You ask me if I like the climate of Upper Canada; to be candid I do not think it deserves all that travellers have said of it. The summer heat of last year was very oppressive; the drought was extreme, and in some respects proved rather injurious, especially to the potatoe crop. The frosts set in early, and so did the snows; as to the far-famed Indian summer it seems to have taken its farewell of the land, for little of it have we seen during three years' residence. Last year there was not a semblance of it, and this year one horrible dark gloomy day, that reminded me most forcibly of a London fog, and which was to the full as dismal and depressing, was declared by the old inhabitants to be the commencement of the Indian summer; the sun looked dim and red, and a yellow lurid mist darkened the atmosphere, so that it became almost necessary to light candles at noonday. If this be Indian summer, then might a succession of London fogs be termed the "London summer," thought I, as I groped about in a sort of bewildering dusky light all that day; and glad was I when, after a day or two's heavy rain, the frost and snow set in.

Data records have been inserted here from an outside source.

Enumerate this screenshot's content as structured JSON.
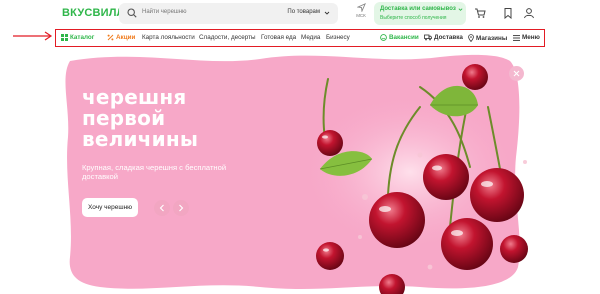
{
  "header": {
    "logo": "ВКУСВИЛЛ",
    "search_placeholder": "Найти черешню",
    "search_scope": "По товарам",
    "location": "МСК",
    "delivery_title": "Доставка или самовывоз",
    "delivery_subtitle": "Выберите способ получения"
  },
  "nav": {
    "catalog": "Каталог",
    "promo": "Акции",
    "loyalty": "Карта лояльности",
    "sweets": "Сладости, десерты",
    "ready_food": "Готовая еда",
    "media": "Медиа",
    "business": "Бизнесу",
    "vacancies": "Вакансии",
    "delivery": "Доставка",
    "stores": "Магазины",
    "menu": "Меню"
  },
  "hero": {
    "title_line1": "черешня",
    "title_line2": "первой",
    "title_line3": "величины",
    "subtitle": "Крупная, сладкая черешня с бесплатной доставкой",
    "cta": "Хочу черешню"
  },
  "colors": {
    "brand_green": "#2fb64a",
    "promo_orange": "#f07a1b",
    "hero_pink": "#f7a8c8",
    "annotation_red": "#e21b24"
  }
}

Very variable, as far as our experience goes, this climate has been; no two seasons have been at all alike, and it is supposed it will be still more variable as the work of clearing the forest goes on from year to year. Near the rivers and great lakes the climate is much milder and more equable; more inland, the snow seldom falls so as to allow of sleighing for weeks after it has become general; this, considering the state of our bush-roads, is rather a point in our favour, as travelling becomes less laborious, though still somewhat rough.
I have seen the aurora borealis several times; also a splendid meteoric phenomenon that surpassed every thing I had ever seen or even heard of before. I was very much amused by overhearing a young lad giving a gentleman a description of the appearance made by a cluster of the shooting-stars as they followed each other in quick succession athwart the sky. "Sir," said the boy, "I never saw such a sight before, and I can only liken the chain of stars to a logging-chain." Certainly a most natural and unique simile, quite in character with the occupation of the lad, whose business was often with the oxen and logging-chain, and after all not more rustic than the familiar names given to many of our most superb constellations, -- Charle's wain, the plough, the sickle, &c.
Coming home one night last Christmas from the house of a friend, I was struck by a splendid pillar of pale greenish light in the west: it rose to some height above the dark line of pines that crowned the opposite shores of the Otanabee, and illumined the heavens on either side with a chaste pure light, such as the moon gives in her rise and setting; it was not quite pyramidical, though much broader at the base than at its highest point; it gradually faded, till a faint white glimmering light alone marked where its place had been, and even that disappeared after some half-hour's time. It was so fair and lovely a vision I was grieved when it vanished into thin air, and could have cheated fancy into the belief that it was the robe of some bright visitor from another and a better world; -- imagination apart, could it be a phosphoric exhalation from some of our many swamps or inland lakes, or was it at all connected with the aurora that is so frequently seen in our skies?
I must now close this epistle; I have many letters to prepare for friends, to whom I can only write when I have the opportunity of free conveyance, the inland postage being very high; and you must not only pay for all you receive but all you send to and from New York.
Adieu, my kindest and best of friends.
Douro, May 1st, 1833.